DENVER (CBS4) – Doors Open Denver is a celebration of the city’s architecture and design. This year, a theme is building community, and one of the featured neighborhoods is La Alma-Lincoln Park.
Each year, the Bonfils-Stanton Foundation supports arts and cultural activities that enhance the architectural experiences. One of this year’s cultural activities is a series of artistic “plaques” that will be pasted to the sides of various buildings, using wheat paste.READ MORE: Concessionaires Looking To Fill Thousands Of Open Positions At Denver International Airport
“It’s going to be 32 by 20. It’s going to be this sort of wheat paste plaque. It’s going to go right in the middle over there,” said Michael Florez, a Metro State University student. “Luckily wheat paste is very easy to work with. The colors are going to come through.”
Florez, along with Joshua Steele and some other classmates, designed the plaques. The design was inspired by the Chicano/Latino culture that thrived in the La Alma-Lincoln Park neighborhood during the 1950’s, 60’s & 70’s.
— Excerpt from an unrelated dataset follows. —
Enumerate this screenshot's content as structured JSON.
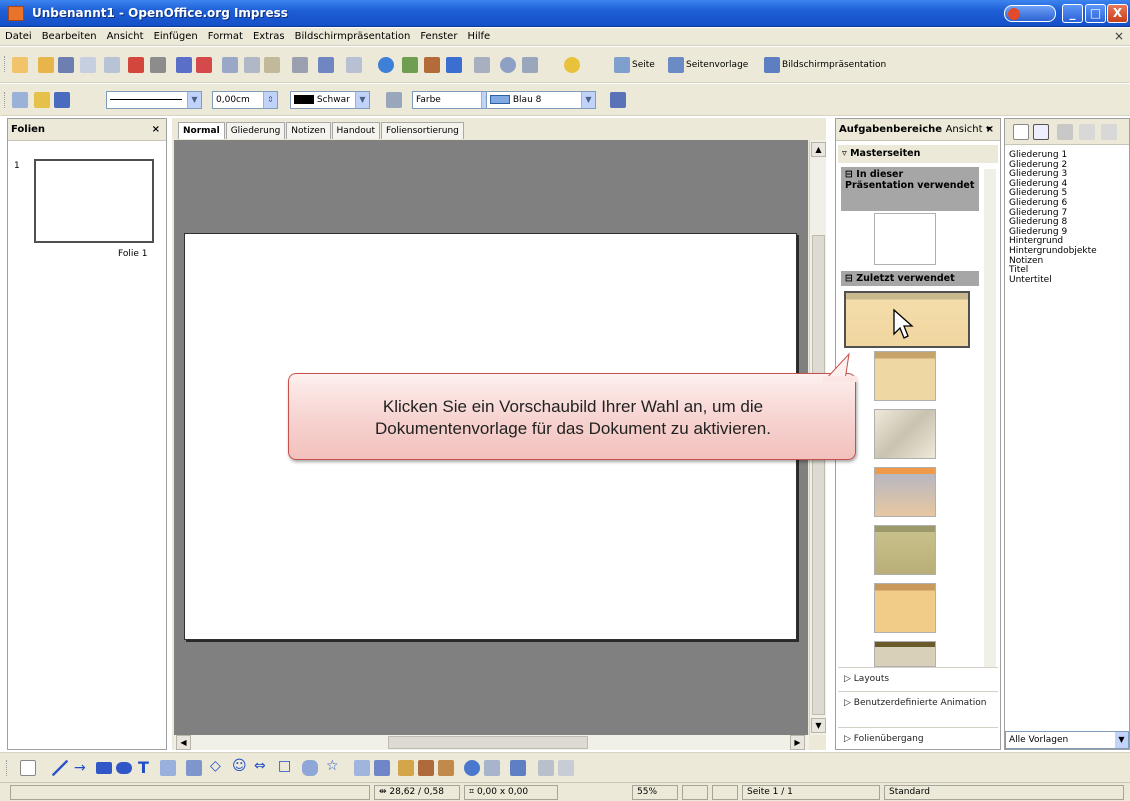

“We wanted to use adobe because it was banned. It was illegal, so we wanted to make sure, in the design, we used adobe housing-type things,” Florez explained.
The plaque features a period picture of a young artist selling pottery. It includes a haiku from Colorado’s Poet Laureate, Bobby LeFebre. It will be displayed on the Center for Visual Arts building, in the heart of the Santa Fe Arts District.
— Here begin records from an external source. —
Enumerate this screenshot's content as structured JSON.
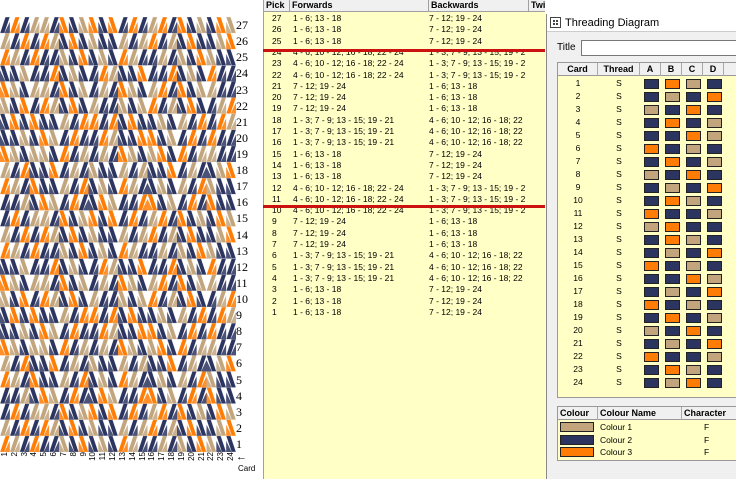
{
  "colors": {
    "colour1": "#c2a57c",
    "colour2": "#2c3460",
    "colour3": "#ff7d05",
    "red_line": "#cc1111",
    "table_bg": "#ffffc6"
  },
  "row_labels": [
    "27",
    "26",
    "25",
    "24",
    "23",
    "22",
    "21",
    "20",
    "19",
    "18",
    "17",
    "16",
    "15",
    "14",
    "13",
    "12",
    "11",
    "10",
    "9",
    "8",
    "7",
    "6",
    "5",
    "4",
    "3",
    "2",
    "1"
  ],
  "card_numbers": [
    "1",
    "2",
    "3",
    "4",
    "5",
    "6",
    "7",
    "8",
    "9",
    "10",
    "11",
    "12",
    "13",
    "14",
    "15",
    "16",
    "17",
    "18",
    "19",
    "20",
    "21",
    "22",
    "23",
    "24"
  ],
  "card_axis": {
    "label": "Card",
    "arrow": "←"
  },
  "pick_table": {
    "headers": {
      "pick": "Pick",
      "forwards": "Forwards",
      "backwards": "Backwards",
      "twist": "Twist"
    },
    "rows": [
      {
        "pick": "27",
        "forwards": "1 - 6; 13 - 18",
        "backwards": "7 - 12; 19 - 24"
      },
      {
        "pick": "26",
        "forwards": "1 - 6; 13 - 18",
        "backwards": "7 - 12; 19 - 24"
      },
      {
        "pick": "25",
        "forwards": "1 - 6; 13 - 18",
        "backwards": "7 - 12; 19 - 24"
      },
      {
        "pick": "24",
        "forwards": "4 - 6; 10 - 12; 16 - 18; 22 - 24",
        "backwards": "1 - 3; 7 - 9; 13 - 15; 19 - 2"
      },
      {
        "pick": "23",
        "forwards": "4 - 6; 10 - 12; 16 - 18; 22 - 24",
        "backwards": "1 - 3; 7 - 9; 13 - 15; 19 - 2"
      },
      {
        "pick": "22",
        "forwards": "4 - 6; 10 - 12; 16 - 18; 22 - 24",
        "backwards": "1 - 3; 7 - 9; 13 - 15; 19 - 2"
      },
      {
        "pick": "21",
        "forwards": "7 - 12; 19 - 24",
        "backwards": "1 - 6; 13 - 18"
      },
      {
        "pick": "20",
        "forwards": "7 - 12; 19 - 24",
        "backwards": "1 - 6; 13 - 18"
      },
      {
        "pick": "19",
        "forwards": "7 - 12; 19 - 24",
        "backwards": "1 - 6; 13 - 18"
      },
      {
        "pick": "18",
        "forwards": "1 - 3; 7 - 9; 13 - 15; 19 - 21",
        "backwards": "4 - 6; 10 - 12; 16 - 18; 22"
      },
      {
        "pick": "17",
        "forwards": "1 - 3; 7 - 9; 13 - 15; 19 - 21",
        "backwards": "4 - 6; 10 - 12; 16 - 18; 22"
      },
      {
        "pick": "16",
        "forwards": "1 - 3; 7 - 9; 13 - 15; 19 - 21",
        "backwards": "4 - 6; 10 - 12; 16 - 18; 22"
      },
      {
        "pick": "15",
        "forwards": "1 - 6; 13 - 18",
        "backwards": "7 - 12; 19 - 24"
      },
      {
        "pick": "14",
        "forwards": "1 - 6; 13 - 18",
        "backwards": "7 - 12; 19 - 24"
      },
      {
        "pick": "13",
        "forwards": "1 - 6; 13 - 18",
        "backwards": "7 - 12; 19 - 24"
      },
      {
        "pick": "12",
        "forwards": "4 - 6; 10 - 12; 16 - 18; 22 - 24",
        "backwards": "1 - 3; 7 - 9; 13 - 15; 19 - 2"
      },
      {
        "pick": "11",
        "forwards": "4 - 6; 10 - 12; 16 - 18; 22 - 24",
        "backwards": "1 - 3; 7 - 9; 13 - 15; 19 - 2"
      },
      {
        "pick": "10",
        "forwards": "4 - 6; 10 - 12; 16 - 18; 22 - 24",
        "backwards": "1 - 3; 7 - 9; 13 - 15; 19 - 2"
      },
      {
        "pick": "9",
        "forwards": "7 - 12; 19 - 24",
        "backwards": "1 - 6; 13 - 18"
      },
      {
        "pick": "8",
        "forwards": "7 - 12; 19 - 24",
        "backwards": "1 - 6; 13 - 18"
      },
      {
        "pick": "7",
        "forwards": "7 - 12; 19 - 24",
        "backwards": "1 - 6; 13 - 18"
      },
      {
        "pick": "6",
        "forwards": "1 - 3; 7 - 9; 13 - 15; 19 - 21",
        "backwards": "4 - 6; 10 - 12; 16 - 18; 22"
      },
      {
        "pick": "5",
        "forwards": "1 - 3; 7 - 9; 13 - 15; 19 - 21",
        "backwards": "4 - 6; 10 - 12; 16 - 18; 22"
      },
      {
        "pick": "4",
        "forwards": "1 - 3; 7 - 9; 13 - 15; 19 - 21",
        "backwards": "4 - 6; 10 - 12; 16 - 18; 22"
      },
      {
        "pick": "3",
        "forwards": "1 - 6; 13 - 18",
        "backwards": "7 - 12; 19 - 24"
      },
      {
        "pick": "2",
        "forwards": "1 - 6; 13 - 18",
        "backwards": "7 - 12; 19 - 24"
      },
      {
        "pick": "1",
        "forwards": "1 - 6; 13 - 18",
        "backwards": "7 - 12; 19 - 24"
      }
    ]
  },
  "threading_window": {
    "title": "Threading Diagram",
    "title_label": "Title",
    "title_value": "",
    "headers": {
      "card": "Card",
      "thread": "Thread",
      "a": "A",
      "b": "B",
      "c": "C",
      "d": "D"
    },
    "cards": [
      {
        "card": "1",
        "thread": "S",
        "holes": [
          2,
          3,
          1,
          2
        ]
      },
      {
        "card": "2",
        "thread": "S",
        "holes": [
          2,
          1,
          2,
          3
        ]
      },
      {
        "card": "3",
        "thread": "S",
        "holes": [
          1,
          2,
          3,
          2
        ]
      },
      {
        "card": "4",
        "thread": "S",
        "holes": [
          2,
          3,
          2,
          1
        ]
      },
      {
        "card": "5",
        "thread": "S",
        "holes": [
          2,
          2,
          3,
          1
        ]
      },
      {
        "card": "6",
        "thread": "S",
        "holes": [
          3,
          2,
          1,
          2
        ]
      },
      {
        "card": "7",
        "thread": "S",
        "holes": [
          2,
          3,
          2,
          1
        ]
      },
      {
        "card": "8",
        "thread": "S",
        "holes": [
          1,
          2,
          3,
          2
        ]
      },
      {
        "card": "9",
        "thread": "S",
        "holes": [
          2,
          1,
          2,
          3
        ]
      },
      {
        "card": "10",
        "thread": "S",
        "holes": [
          2,
          3,
          1,
          2
        ]
      },
      {
        "card": "11",
        "thread": "S",
        "holes": [
          3,
          2,
          2,
          1
        ]
      },
      {
        "card": "12",
        "thread": "S",
        "holes": [
          1,
          3,
          2,
          2
        ]
      },
      {
        "card": "13",
        "thread": "S",
        "holes": [
          2,
          3,
          1,
          2
        ]
      },
      {
        "card": "14",
        "thread": "S",
        "holes": [
          2,
          1,
          2,
          3
        ]
      },
      {
        "card": "15",
        "thread": "S",
        "holes": [
          3,
          2,
          1,
          2
        ]
      },
      {
        "card": "16",
        "thread": "S",
        "holes": [
          2,
          2,
          3,
          1
        ]
      },
      {
        "card": "17",
        "thread": "S",
        "holes": [
          2,
          1,
          2,
          3
        ]
      },
      {
        "card": "18",
        "thread": "S",
        "holes": [
          3,
          2,
          1,
          2
        ]
      },
      {
        "card": "19",
        "thread": "S",
        "holes": [
          2,
          3,
          2,
          1
        ]
      },
      {
        "card": "20",
        "thread": "S",
        "holes": [
          1,
          2,
          3,
          2
        ]
      },
      {
        "card": "21",
        "thread": "S",
        "holes": [
          2,
          1,
          2,
          3
        ]
      },
      {
        "card": "22",
        "thread": "S",
        "holes": [
          3,
          2,
          2,
          1
        ]
      },
      {
        "card": "23",
        "thread": "S",
        "holes": [
          2,
          3,
          1,
          2
        ]
      },
      {
        "card": "24",
        "thread": "S",
        "holes": [
          2,
          1,
          3,
          2
        ]
      }
    ],
    "colour_list": {
      "headers": {
        "colour": "Colour",
        "name": "Colour Name",
        "character": "Character"
      },
      "rows": [
        {
          "swatch": "colour1",
          "name": "Colour 1",
          "character": "F"
        },
        {
          "swatch": "colour2",
          "name": "Colour 2",
          "character": "F"
        },
        {
          "swatch": "colour3",
          "name": "Colour 3",
          "character": "F"
        }
      ]
    }
  }
}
“So that is the focus to let people know that there were people here, and they lived intricate, important lives, and we don’t want to forget that,” Steele told CBS4.READ MORE: As Vaccine Rates Remain Low For Communities Of Color, Door-To-Door Campaigns Help Build Trust In Doctors' Advice
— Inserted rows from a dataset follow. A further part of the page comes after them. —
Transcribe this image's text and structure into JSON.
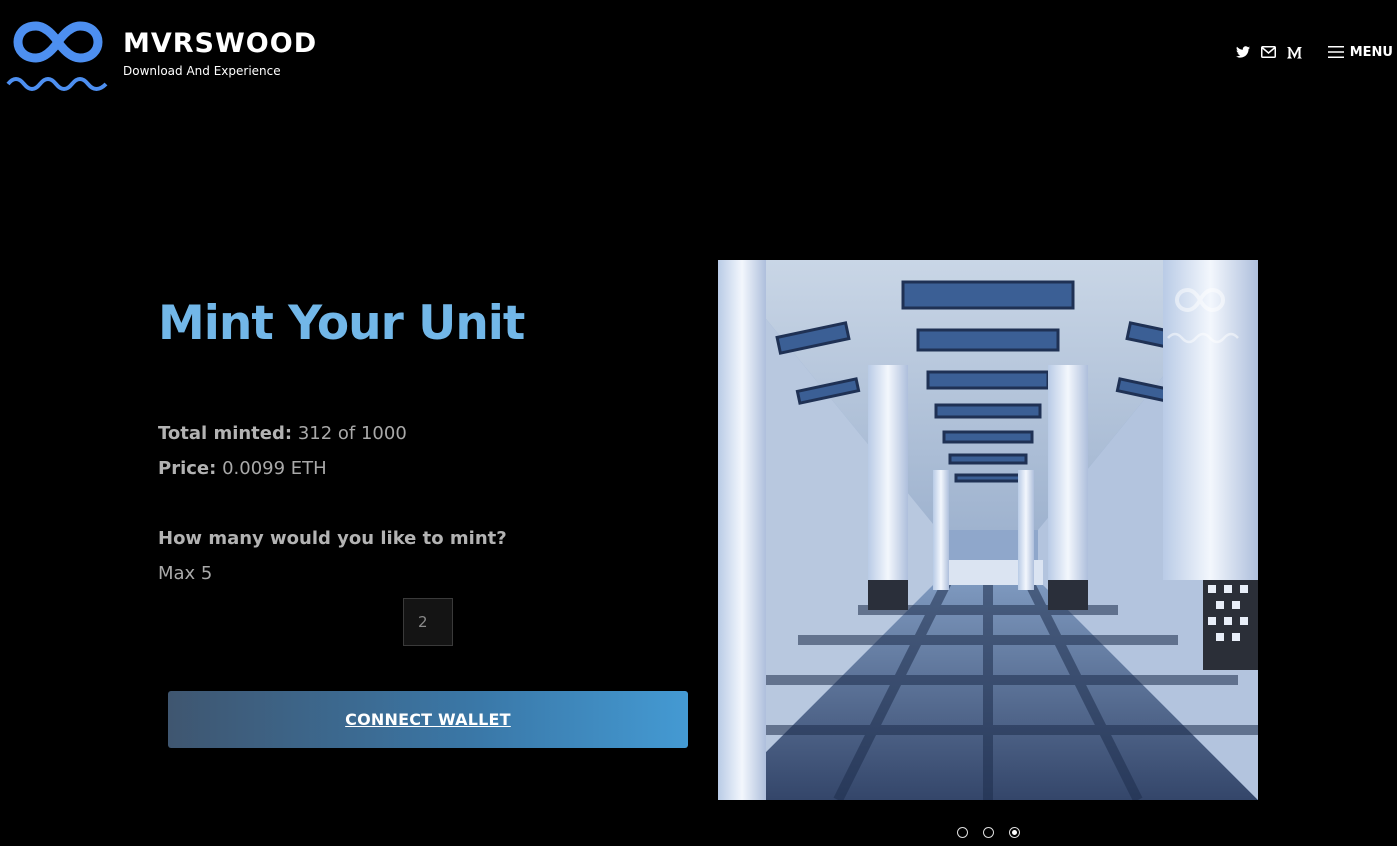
{
  "header": {
    "brand_title": "MVRSWOOD",
    "brand_subtitle": "Download And Experience",
    "logo_icon": "infinity-waves-logo",
    "brand_color": "#4d8ff0",
    "nav_icons": [
      "twitter-icon",
      "mail-icon",
      "medium-icon"
    ],
    "menu_label": "MENU"
  },
  "mint": {
    "title": "Mint Your Unit",
    "title_color": "#72b7e8",
    "total_minted_label": "Total minted:",
    "total_minted_value": "312 of 1000",
    "price_label": "Price:",
    "price_value": "0.0099 ETH",
    "question": "How many would you like to mint?",
    "max_text": "Max 5",
    "quantity_value": "2",
    "connect_label": "CONNECT WALLET"
  },
  "carousel": {
    "slide_count": 3,
    "active_index": 2
  }
}
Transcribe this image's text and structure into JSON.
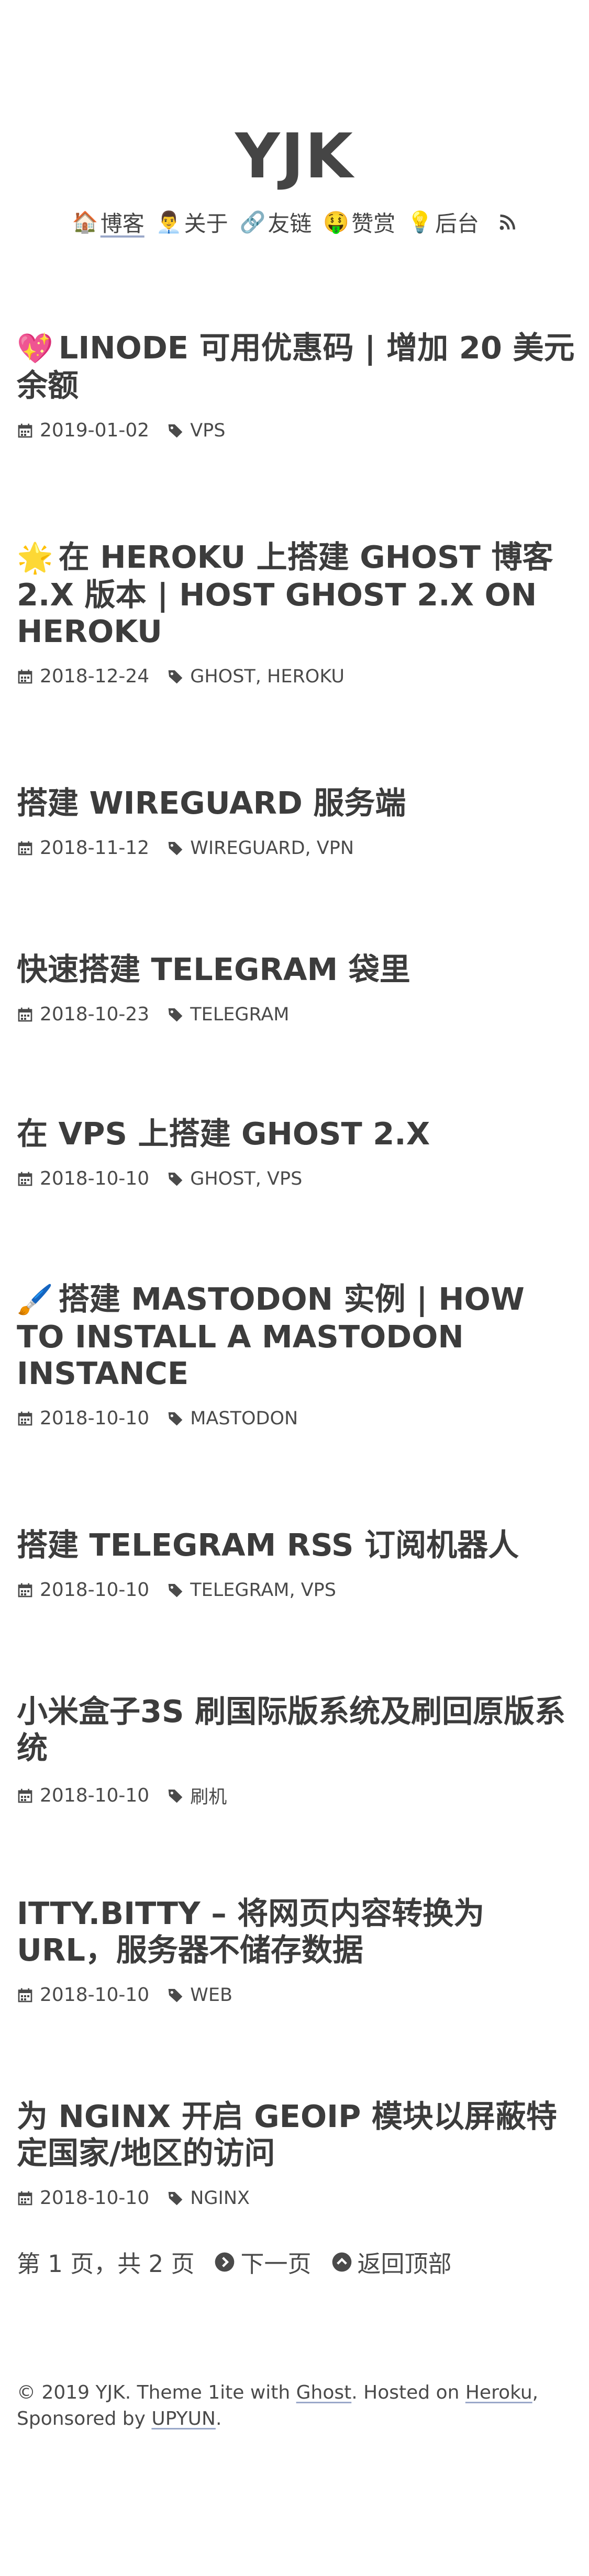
{
  "site": {
    "title": "YJK"
  },
  "nav": {
    "items": [
      {
        "emoji": "🏠",
        "label": "博客",
        "icon": "house-icon"
      },
      {
        "emoji": "👨‍💼",
        "label": "关于",
        "icon": "person-icon"
      },
      {
        "emoji": "🔗",
        "label": "友链",
        "icon": "link-icon"
      },
      {
        "emoji": "🤑",
        "label": "赞赏",
        "icon": "money-face-icon"
      },
      {
        "emoji": "💡",
        "label": "后台",
        "icon": "lightbulb-icon"
      }
    ],
    "rss_icon": "rss-icon"
  },
  "posts": [
    {
      "emoji": "💖",
      "title": "LINODE 可用优惠码 | 增加 20 美元余额",
      "date": "2019-01-02",
      "tags": "VPS"
    },
    {
      "emoji": "🌟",
      "title": "在 HEROKU 上搭建 GHOST 博客 2.X 版本 | HOST GHOST 2.X ON HEROKU",
      "date": "2018-12-24",
      "tags": "GHOST, HEROKU"
    },
    {
      "emoji": "",
      "title": "搭建 WIREGUARD 服务端",
      "date": "2018-11-12",
      "tags": "WIREGUARD, VPN"
    },
    {
      "emoji": "",
      "title": "快速搭建 TELEGRAM 袋里",
      "date": "2018-10-23",
      "tags": "TELEGRAM"
    },
    {
      "emoji": "",
      "title": "在 VPS 上搭建 GHOST 2.X",
      "date": "2018-10-10",
      "tags": "GHOST, VPS"
    },
    {
      "emoji": "🖌️",
      "title": "搭建 MASTODON 实例 | HOW TO INSTALL A MASTODON INSTANCE",
      "date": "2018-10-10",
      "tags": "MASTODON"
    },
    {
      "emoji": "",
      "title": "搭建 TELEGRAM RSS 订阅机器人",
      "date": "2018-10-10",
      "tags": "TELEGRAM, VPS"
    },
    {
      "emoji": "",
      "title": "小米盒子3S 刷国际版系统及刷回原版系统",
      "date": "2018-10-10",
      "tags": "刷机"
    },
    {
      "emoji": "",
      "title": "ITTY.BITTY – 将网页内容转换为 URL，服务器不储存数据",
      "date": "2018-10-10",
      "tags": "WEB"
    },
    {
      "emoji": "",
      "title": "为 NGINX 开启 GEOIP 模块以屏蔽特定国家/地区的访问",
      "date": "2018-10-10",
      "tags": "NGINX"
    }
  ],
  "pagination": {
    "status": "第 1 页，共 2 页",
    "next_label": "下一页",
    "top_label": "返回顶部"
  },
  "footer": {
    "text_1": "© 2019 YJK. Theme 1ite with ",
    "link_ghost": "Ghost",
    "text_2": ". Hosted on ",
    "link_heroku": "Heroku",
    "text_3": ", Sponsored by ",
    "link_upyun": "UPYUN",
    "text_4": "."
  },
  "colors": {
    "text": "#3a3a3a",
    "link_underline": "#9aa8c9"
  }
}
The MSU students collaborated with artist, and Denver native, Carlos Fresquez. He grew up in the neighborhood, and provided the student designers with a lot of history, and good ideas for how to capture the culture.
“The Museo de las Americas was a JC Penney’s. I got my first communion outfit there, so just knowing it was a true community. Everyone talking care of each other, and it seemed like everyone knew each other,” Fresquez remembered.
Now the area houses the Sante Fe Arts District, and the Auraria Campus, so this art + culture project is a reminder that is wasn’t always that way.
“There’s a lot of history here, and we’re all sort of in this together. Back then, it was kind of us versus them, and art is great because it brings all cultures together,” Florez told CBS4.Remains Of West Coast Bomb Cyclone Will Bring Stormy Weather To Colorado On Tuesday
The Architecture of Community Plaques will be on display during Doors Open Denver, on Saturday, Sept. 21 and Sunday, Sept. 22.